Exercise directions — Copy out all the lines of the data that hold the word "name".
----
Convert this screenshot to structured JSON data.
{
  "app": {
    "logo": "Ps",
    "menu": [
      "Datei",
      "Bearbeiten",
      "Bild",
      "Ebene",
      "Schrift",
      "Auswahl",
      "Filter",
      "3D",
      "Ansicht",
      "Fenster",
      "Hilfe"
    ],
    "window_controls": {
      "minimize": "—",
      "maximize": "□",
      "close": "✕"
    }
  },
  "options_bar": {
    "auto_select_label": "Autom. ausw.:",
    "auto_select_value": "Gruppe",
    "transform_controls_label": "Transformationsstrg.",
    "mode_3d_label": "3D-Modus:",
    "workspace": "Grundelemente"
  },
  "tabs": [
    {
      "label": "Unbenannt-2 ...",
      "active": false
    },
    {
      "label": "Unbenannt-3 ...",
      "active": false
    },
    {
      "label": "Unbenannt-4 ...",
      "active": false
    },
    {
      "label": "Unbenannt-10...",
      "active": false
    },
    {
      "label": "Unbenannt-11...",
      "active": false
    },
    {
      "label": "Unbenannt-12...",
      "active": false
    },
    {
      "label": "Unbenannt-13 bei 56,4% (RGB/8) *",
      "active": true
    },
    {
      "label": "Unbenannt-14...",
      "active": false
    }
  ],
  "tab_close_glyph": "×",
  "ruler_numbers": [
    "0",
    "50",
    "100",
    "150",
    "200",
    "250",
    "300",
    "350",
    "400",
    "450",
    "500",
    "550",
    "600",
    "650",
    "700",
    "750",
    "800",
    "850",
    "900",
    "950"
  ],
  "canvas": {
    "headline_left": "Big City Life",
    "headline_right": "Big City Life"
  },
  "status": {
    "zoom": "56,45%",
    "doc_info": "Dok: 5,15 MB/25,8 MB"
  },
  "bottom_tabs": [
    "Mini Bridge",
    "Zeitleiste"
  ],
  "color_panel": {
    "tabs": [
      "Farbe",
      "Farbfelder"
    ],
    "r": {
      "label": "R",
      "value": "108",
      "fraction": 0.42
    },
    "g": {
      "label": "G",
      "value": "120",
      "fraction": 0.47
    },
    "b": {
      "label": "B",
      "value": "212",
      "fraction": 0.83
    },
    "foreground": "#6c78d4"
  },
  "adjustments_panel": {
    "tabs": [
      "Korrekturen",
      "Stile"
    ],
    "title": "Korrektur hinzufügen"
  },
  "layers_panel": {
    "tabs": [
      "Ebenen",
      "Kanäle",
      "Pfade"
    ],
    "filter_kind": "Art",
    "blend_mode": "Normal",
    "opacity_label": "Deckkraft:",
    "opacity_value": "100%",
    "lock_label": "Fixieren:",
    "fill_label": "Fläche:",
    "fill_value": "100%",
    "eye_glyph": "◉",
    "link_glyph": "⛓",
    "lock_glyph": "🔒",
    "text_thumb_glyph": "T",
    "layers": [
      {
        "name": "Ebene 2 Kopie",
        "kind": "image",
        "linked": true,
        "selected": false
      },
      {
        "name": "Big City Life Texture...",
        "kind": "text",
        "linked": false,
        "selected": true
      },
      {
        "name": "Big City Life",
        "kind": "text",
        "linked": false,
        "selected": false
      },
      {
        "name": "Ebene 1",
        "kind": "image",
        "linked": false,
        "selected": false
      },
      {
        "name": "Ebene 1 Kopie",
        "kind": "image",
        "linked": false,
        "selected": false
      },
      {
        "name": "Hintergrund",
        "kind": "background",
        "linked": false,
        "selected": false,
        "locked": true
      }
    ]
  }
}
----
Written response —
        "name": "Ebene 2 Kopie",
        "name": "Big City Life Texture...",
        "name": "Big City Life",
        "name": "Ebene 1",
        "name": "Ebene 1 Kopie",
        "name": "Hintergrund",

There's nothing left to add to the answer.